___ SOURCE DATA ___

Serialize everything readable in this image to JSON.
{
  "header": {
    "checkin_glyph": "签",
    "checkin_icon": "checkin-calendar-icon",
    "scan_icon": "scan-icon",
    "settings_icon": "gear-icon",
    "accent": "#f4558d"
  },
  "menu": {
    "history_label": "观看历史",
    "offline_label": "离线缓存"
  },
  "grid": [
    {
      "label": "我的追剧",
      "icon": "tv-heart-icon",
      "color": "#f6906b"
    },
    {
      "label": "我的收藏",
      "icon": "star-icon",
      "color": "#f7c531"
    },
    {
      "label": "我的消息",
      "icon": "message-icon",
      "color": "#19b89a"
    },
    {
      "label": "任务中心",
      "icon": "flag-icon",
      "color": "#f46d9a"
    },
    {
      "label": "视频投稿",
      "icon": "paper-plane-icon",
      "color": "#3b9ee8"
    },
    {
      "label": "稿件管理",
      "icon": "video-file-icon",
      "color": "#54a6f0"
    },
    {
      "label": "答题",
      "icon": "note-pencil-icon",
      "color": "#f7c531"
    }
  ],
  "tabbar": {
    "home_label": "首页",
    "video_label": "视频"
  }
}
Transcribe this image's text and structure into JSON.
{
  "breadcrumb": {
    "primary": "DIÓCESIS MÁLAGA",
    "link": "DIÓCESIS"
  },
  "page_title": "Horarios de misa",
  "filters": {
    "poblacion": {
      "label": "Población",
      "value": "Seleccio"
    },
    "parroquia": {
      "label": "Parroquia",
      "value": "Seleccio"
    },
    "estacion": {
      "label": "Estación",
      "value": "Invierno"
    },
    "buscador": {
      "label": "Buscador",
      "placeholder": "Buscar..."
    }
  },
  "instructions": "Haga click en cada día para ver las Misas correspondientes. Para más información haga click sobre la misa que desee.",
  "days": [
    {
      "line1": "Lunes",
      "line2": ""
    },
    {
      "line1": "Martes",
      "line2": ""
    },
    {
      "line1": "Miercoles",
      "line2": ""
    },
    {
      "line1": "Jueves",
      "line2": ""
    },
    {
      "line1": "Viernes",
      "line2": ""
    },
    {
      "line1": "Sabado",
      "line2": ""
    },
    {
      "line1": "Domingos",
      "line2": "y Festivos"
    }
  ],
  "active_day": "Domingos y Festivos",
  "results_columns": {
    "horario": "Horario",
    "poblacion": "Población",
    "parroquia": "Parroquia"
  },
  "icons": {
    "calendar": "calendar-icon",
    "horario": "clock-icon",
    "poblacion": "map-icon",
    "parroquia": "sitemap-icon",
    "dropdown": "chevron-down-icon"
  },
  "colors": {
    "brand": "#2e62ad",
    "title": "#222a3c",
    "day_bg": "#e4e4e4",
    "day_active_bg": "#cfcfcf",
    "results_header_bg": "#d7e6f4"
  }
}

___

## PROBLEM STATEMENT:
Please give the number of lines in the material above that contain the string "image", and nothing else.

## RESULT OF THE EXERCISE:
2